Ysmay is an ancient Anglo-Saxon
surname that came from the baptismal name Ismay.
The surname Ysmay referred to the son of Ismay
which belongs to the category of metronymic surnames. In Old English, patronyms and matronyms were formed by adding a variety of suffixes to personal names, which changed over time and from place to place. For example, after the Norman Conquest
, which meant son
, were the most common patronymic
suffixes. In the 12th and 13th centuries, the most common patronymic names included the word filius
, which meant son
. By the 14th century, the suffix son
had replaced these earlier versions. Surnames that were formed with filius
were more common in the north of England
and it was here that the number of individuals without surnames was greatest at this time.
Early Origins of the Ysmay family
The surname Ysmay was first found in Lancashire
where they held a family seat

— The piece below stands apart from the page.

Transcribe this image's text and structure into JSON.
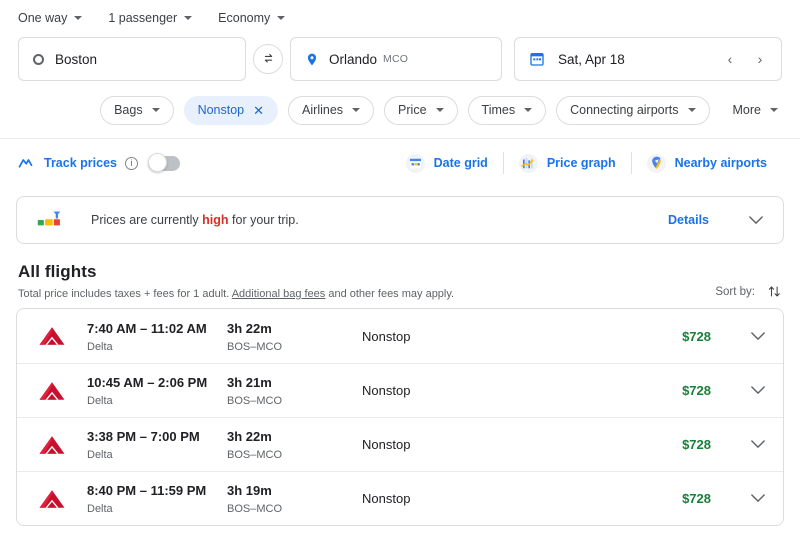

from early times as Lords of the manor, some say before the Norman Conquest
by Duke William in 1066 A.D.
Early History of the Ysmay family
This web page shows only a small excerpt of our Ysmay research.Another 199 words (14 lines of text) covering the years 1275, 1610 and 1952 are included under the topic Early Ysmay History in all our PDF Extended History products and printed products wherever possible.
Ysmay Spelling Variations
The English language only became standardized in the last few centuries; therefore, spelling variations
are common among early Anglo-Saxon
names. As the form of the English language changed, even the spelling of literate people's names evolved. Ysmay has been recorded under many different variations, including Ismaye, Ismay, Ysmay, Ysmaye, Hysmaye, Hyssmay, Hyssmaye, Hismay and many more.
Early Notables of the Ysmay family (pre 1700)
More information is included under the topic Early Ysmay Notables in all our PDF Extended History products
and printed products wherever possible.
Migration of the Ysmay family to the New World and Oceana
For many English families, the political and religious disarray that shrouded England
made the far away New World an attractive prospect. On cramped disease-ridden ships, thousands migrated to those British colonies that would eventually become Canada and the United States. Those hardy settlers that survived the journey often went on to make important contributions to the emerging nations in which they landed. Analysis of immigration records indicates that some of the first North American immigrants bore the name Ysmay or a variant listed above: A. Hysmay landed in America in 1802.
The Ysmay Motto
The motto was originally a war cry or slogan. Mottoes first began to be shown with arms in the 14th and 15th centuries, but were not in general use until the 17th century. Thus the oldest coats of arms generally do not include a motto. Mottoes seldom form part of the grant of arms: Under most heraldic authorities, a motto is an optional component of the coat of arms, and can be added to or changed at will; many families have chosen not to display a motto.
Motto: Naturae lex processus
Motto Translation: Nature's law proceeds